The railroad had a duty to its employees to provide a safe place to work; it breached that duty by failing to provide a safe workplace; and it was foreseeable that the employees would be bitten by ticks and thereafter infected with Lyme Disease.
Plaintiffs established causation by a preponderance of the evidence, although not to a certainty. All four plaintiffs were assigned to work in tick infested areas, for the most part on eastern Long Island, and within weeks or months of working there, manifested symptoms of Lyme Disease. All were subsequently diagnosed as having Lyme Disease.
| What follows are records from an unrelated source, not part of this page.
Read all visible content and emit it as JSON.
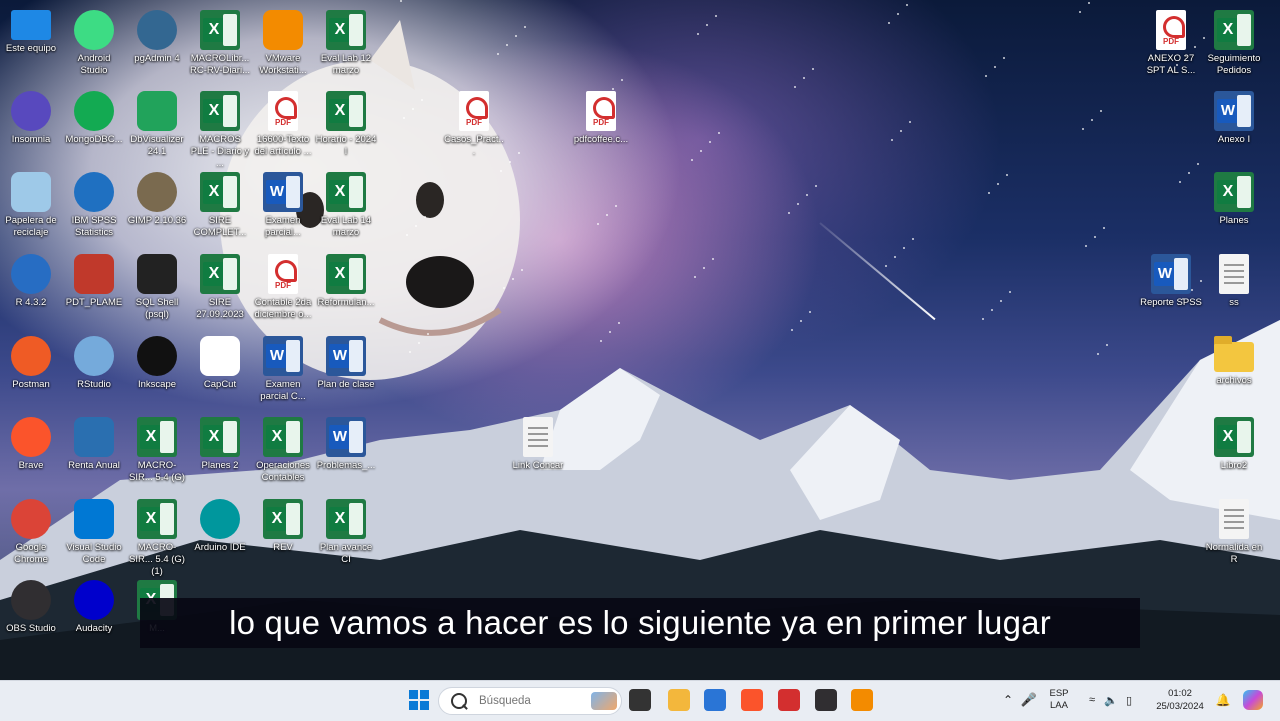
{
  "desktop_icons": [
    {
      "label": "Este equipo",
      "kind": "monitor",
      "color": "#1e88e5"
    },
    {
      "label": "Android Studio",
      "kind": "round",
      "color": "#3ddc84"
    },
    {
      "label": "pgAdmin 4",
      "kind": "round",
      "color": "#336791"
    },
    {
      "label": "MACROLibr... RC-RV-Diari...",
      "kind": "excel"
    },
    {
      "label": "VMware Workstati...",
      "kind": "square",
      "color": "#f38b00"
    },
    {
      "label": "Eval Lab 12 marzo",
      "kind": "excel"
    },
    {
      "label": "Insomnia",
      "kind": "round",
      "color": "#5849be"
    },
    {
      "label": "MongoDBC...",
      "kind": "round",
      "color": "#13aa52"
    },
    {
      "label": "DbVisualizer 24.1",
      "kind": "square",
      "color": "#21a35b"
    },
    {
      "label": "MACROS PLE - Diario y ...",
      "kind": "excel"
    },
    {
      "label": "16600-Texto del artículo ...",
      "kind": "pdf"
    },
    {
      "label": "Horario - 2024 I",
      "kind": "excel"
    },
    {
      "label": "Casos_Pract...",
      "kind": "pdf"
    },
    {
      "label": "pdfcoffee.c...",
      "kind": "pdf"
    },
    {
      "label": "Papelera de reciclaje",
      "kind": "square",
      "color": "#9ec9e8"
    },
    {
      "label": "IBM SPSS Statistics",
      "kind": "round",
      "color": "#1f70c1"
    },
    {
      "label": "GIMP 2.10.36",
      "kind": "round",
      "color": "#7a6a4f"
    },
    {
      "label": "SIRE COMPLET...",
      "kind": "excel"
    },
    {
      "label": "Examen parcial...",
      "kind": "word"
    },
    {
      "label": "Eval Lab 14 marzo",
      "kind": "excel"
    },
    {
      "label": "R 4.3.2",
      "kind": "round",
      "color": "#276dc3"
    },
    {
      "label": "PDT_PLAME",
      "kind": "square",
      "color": "#c0392b"
    },
    {
      "label": "SQL Shell (psql)",
      "kind": "square",
      "color": "#222222"
    },
    {
      "label": "SIRE 27.09.2023",
      "kind": "excel"
    },
    {
      "label": "Contable 2da diciembre o...",
      "kind": "pdf"
    },
    {
      "label": "Reformulan...",
      "kind": "excel"
    },
    {
      "label": "Postman",
      "kind": "round",
      "color": "#ef5b25"
    },
    {
      "label": "RStudio",
      "kind": "round",
      "color": "#75aadb"
    },
    {
      "label": "Inkscape",
      "kind": "round",
      "color": "#111111"
    },
    {
      "label": "CapCut",
      "kind": "square",
      "color": "#ffffff"
    },
    {
      "label": "Examen parcial C...",
      "kind": "word"
    },
    {
      "label": "Plan de clase",
      "kind": "word"
    },
    {
      "label": "Brave",
      "kind": "round",
      "color": "#fb542b"
    },
    {
      "label": "Renta Anual",
      "kind": "square",
      "color": "#2a6fb0"
    },
    {
      "label": "MACRO-SIR... 5.4 (G)",
      "kind": "excel"
    },
    {
      "label": "Planes 2",
      "kind": "excel"
    },
    {
      "label": "Operaciones Contables",
      "kind": "excel"
    },
    {
      "label": "Problemas_...",
      "kind": "word"
    },
    {
      "label": "Link Concar",
      "kind": "txt"
    },
    {
      "label": "Google Chrome",
      "kind": "round",
      "color": "#db4437"
    },
    {
      "label": "Visual Studio Code",
      "kind": "square",
      "color": "#0078d4"
    },
    {
      "label": "MACRO-SIR... 5.4 (G) (1)",
      "kind": "excel"
    },
    {
      "label": "Arduino IDE",
      "kind": "round",
      "color": "#00979d"
    },
    {
      "label": "REV",
      "kind": "excel"
    },
    {
      "label": "Plan avance CI",
      "kind": "excel"
    },
    {
      "label": "OBS Studio",
      "kind": "round",
      "color": "#302e31"
    },
    {
      "label": "Audacity",
      "kind": "round",
      "color": "#0000cc"
    },
    {
      "label": "M...",
      "kind": "excel"
    },
    {
      "label": "ANEXO 27 SPT AL S...",
      "kind": "pdf"
    },
    {
      "label": "Seguimiento Pedidos",
      "kind": "excel"
    },
    {
      "label": "Anexo I",
      "kind": "word"
    },
    {
      "label": "Planes",
      "kind": "excel"
    },
    {
      "label": "Reporte SPSS",
      "kind": "word"
    },
    {
      "label": "ss",
      "kind": "txt"
    },
    {
      "label": "archivos",
      "kind": "folder"
    },
    {
      "label": "Libro2",
      "kind": "excel"
    },
    {
      "label": "Normalida en R",
      "kind": "txt"
    }
  ],
  "subtitle": "lo que vamos a hacer es lo siguiente ya en primer lugar",
  "taskbar": {
    "search_placeholder": "Búsqueda",
    "apps": [
      {
        "name": "start-icon",
        "color": "#0a7ad6"
      },
      {
        "name": "task-view-icon",
        "color": "#333333"
      },
      {
        "name": "file-explorer-icon",
        "color": "#f3b73c"
      },
      {
        "name": "snipping-tool-icon",
        "color": "#2a75d6"
      },
      {
        "name": "brave-icon",
        "color": "#fb542b"
      },
      {
        "name": "acrobat-icon",
        "color": "#d32f2f"
      },
      {
        "name": "obs-icon",
        "color": "#302e31"
      },
      {
        "name": "vmware-icon",
        "color": "#f38b00"
      }
    ],
    "tray": {
      "lang_top": "ESP",
      "lang_bottom": "LAA",
      "time": "01:02",
      "date": "25/03/2024"
    }
  }
}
The Lyme Disease contracted by all four plaintiffs was caused by their working in unsafe areas where they were doing their jobs, as they were required to do, in connection with their employment by defendant LIRR.
None of the plaintiffs claims an out-of-pocket loss, except for Buchbinder who sustained an out-of-pocket loss in the amount of $5,000. Each plaintiff has a claim for past and future pain and suffering, with the exception of Cortelyou, who appears to have recovered and whose claim is limited to past pain and suffering.
The Court makes the following awards to plaintiffs Grano, Buchbinder and Raccioppi for their past and future pain and suffering which was proximately caused by their having contracted Lyme Disease: Louis J. Grano, $225,000; Herbert Buchbinder, $140,000, plus $5,000 to compensate Buchbinder for his out-of-pocket expense; and Sam Raccioppi, $160,000. In addition, the Court awards Pieter V. Cortelyou $35,000 for past pain and suffering.
On April 5, 1993, the Clerk entered judgment in favor of plaintiff Louis J. Grano in the amount of $225,000; in favor of plaintiff Herbert Buchbinder in the aggregate amount of $145,000, which includes Buchbinder's out-of-pocket loss of $5,000; in favor of *619 the plaintiff Sam Raccioppi in the amount of $160,000; and in favor of plaintiff Pieter V. Cortelyou in the amount of $35,000, together with their costs in the action.